As far too many holiday catalogs show up in my mail daily, it’s clear we have entered the season of “making a list and checking it twice.” With lists on my mind, I was surprised the other day to find myself thinking about an emergency calling list I’d made more than 30 years ago, two years after my husband Jim was diagnosed with a significant heart condition.
Several years ago, I chatted with a high school graduate at his commencement reception. I asked what his plans were upon completion of college. He said, “I'm going to get a job that will pay me enough money so I can save what I'll need to retire in my late 30s!”I almost laughed out loud but quickly realized he was not kidding. I certainly applauded his goal but where did the chutzpah come from? I am thinking only a rare handful of people can make a “late 30s” retirement possible.
By the time you read this column, the Minnesota Senate could be only two and a half weeks from ceasing to exist.On Dec. 1, the Senate will run out of funding because Gov. Mark Dayton vetoed the Legislature’s appropriation at the end of the last session. He chose this course of action after changing his mind on a few provisions within our budget bills.I’ve written about the ongoing court battle in previous columns, but the reality of the governor’s decision is now setting in.
Muck Rack makes it simple to find people, tweets, or articles that mention any name, keyword, company, hashtag etc. We've compiled this guide to help you make the most of your search.
Selecting a term
Start searching tweets, articles from media outlets, articles mentioned in tweets, journalists'
names, titles and bios with some suggested searches:
Companies or Topics (e.g. iPhone, Microsoft)
Phrases (e.g. "cloud computing") — use quotes to keep the terms together
Twitter handles (e.g. @username) — returns those who have mentioned or replied to
Names (e.g. "David Pogue")
Hashtags (e.g. #sxsw, #london2012)
Bio details (e.g. vegan, Olympics, father)
Muck Rack's Advanced Search allows for many boolean operators.
Find results that mention multiple specified terms, use AND or
+. For example, ensure each result contains both Elon Musk and Mark Zuckerberg by
searching Musk AND Zuckerberg or Musk + Zuckerberg.
Use the operators OR or , to broaden your search when you'd like either of
multiple terms to appear in results. (This is the default behavior of our search when no operators
are used). For example, results will contain either cake or cookie by searching cake OR cookie or cake,cookie
Use NOT or - to subtract results from your search. For

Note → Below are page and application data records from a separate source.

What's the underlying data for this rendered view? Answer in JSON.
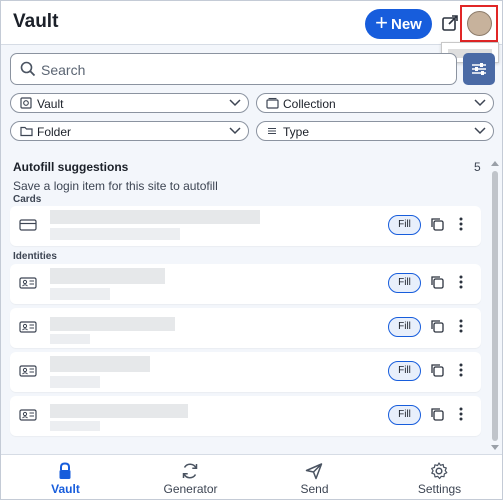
{
  "header": {
    "title": "Vault",
    "new_label": "New"
  },
  "search": {
    "placeholder": "Search"
  },
  "filters": [
    {
      "label": "Vault",
      "icon": "vault-icon"
    },
    {
      "label": "Collection",
      "icon": "collection-icon"
    },
    {
      "label": "Folder",
      "icon": "folder-icon"
    },
    {
      "label": "Type",
      "icon": "list-icon"
    }
  ],
  "autofill": {
    "title": "Autofill suggestions",
    "count": "5",
    "subtitle": "Save a login item for this site to autofill",
    "groups": [
      {
        "name": "Cards",
        "items": [
          {
            "type": "card",
            "fill_label": "Fill"
          }
        ]
      },
      {
        "name": "Identities",
        "items": [
          {
            "type": "identity",
            "fill_label": "Fill"
          },
          {
            "type": "identity",
            "fill_label": "Fill"
          },
          {
            "type": "identity",
            "fill_label": "Fill"
          },
          {
            "type": "identity",
            "fill_label": "Fill"
          }
        ]
      }
    ]
  },
  "nav": [
    {
      "label": "Vault",
      "icon": "lock-icon",
      "active": true
    },
    {
      "label": "Generator",
      "icon": "refresh-icon",
      "active": false
    },
    {
      "label": "Send",
      "icon": "send-icon",
      "active": false
    },
    {
      "label": "Settings",
      "icon": "gear-icon",
      "active": false
    }
  ],
  "colors": {
    "primary": "#175ddc",
    "filter_button": "#4a6aa5",
    "highlight": "#e12626"
  }
}
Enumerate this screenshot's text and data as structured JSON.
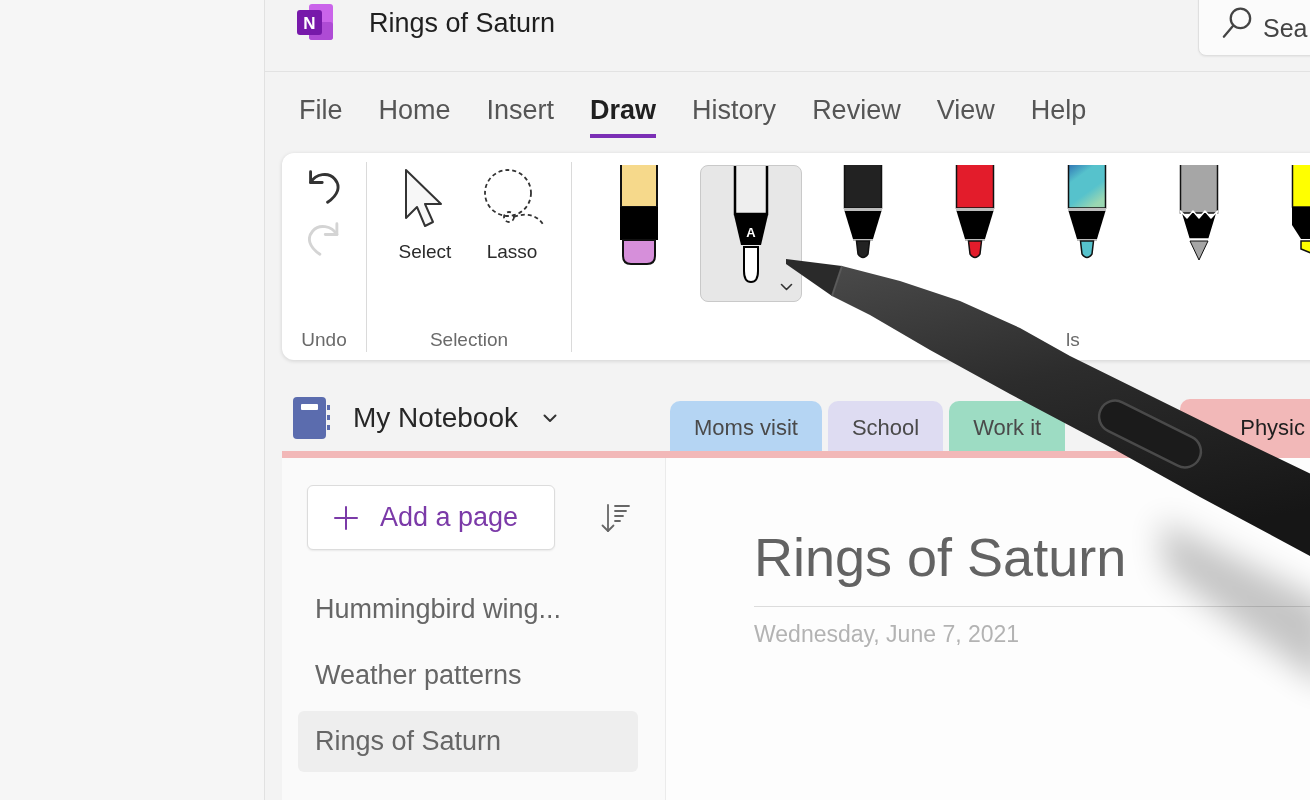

example, searching Disney will yield results about the Walt Disney Company as well as Walt Disney
World Resort. To exclude mentions of Disney World, search for Disney -World or Disney
When using one of these operators with a phrase, enclose it in quotation marks. For example, you can
find results about smartphones excluding Apple's iPhone 4S by searching smartphone -"iPhone
Exact case matching or punctuation
If you're searching for a brand name or keyword that relies on specific punctuation marks or capitalization, you can
find results that match your exact query by adding matchcase: before the keyword you're searching for, like matchcase:E*TRADE .
Use parentheses to separate multiple
boolean phrases. For example, to find journalists talking about having fun in Disney World or
Disneyland, search for ("disney world" OR disneyland) AND fun.
An asterisk can be used to search for any variation of a root word truncated by the asterisk. For example, searching for admin* will return results for administrator, administration, administer, administered, etc.
A near operator is an AND operator where you can control the distance between the words. You can vary the distance the near operation uses by adding a forward slash and number (between 0-99) such as strawberries NEAR/10 "whipped cream", which means the strawberries must exist within 10 words of "whipped cream".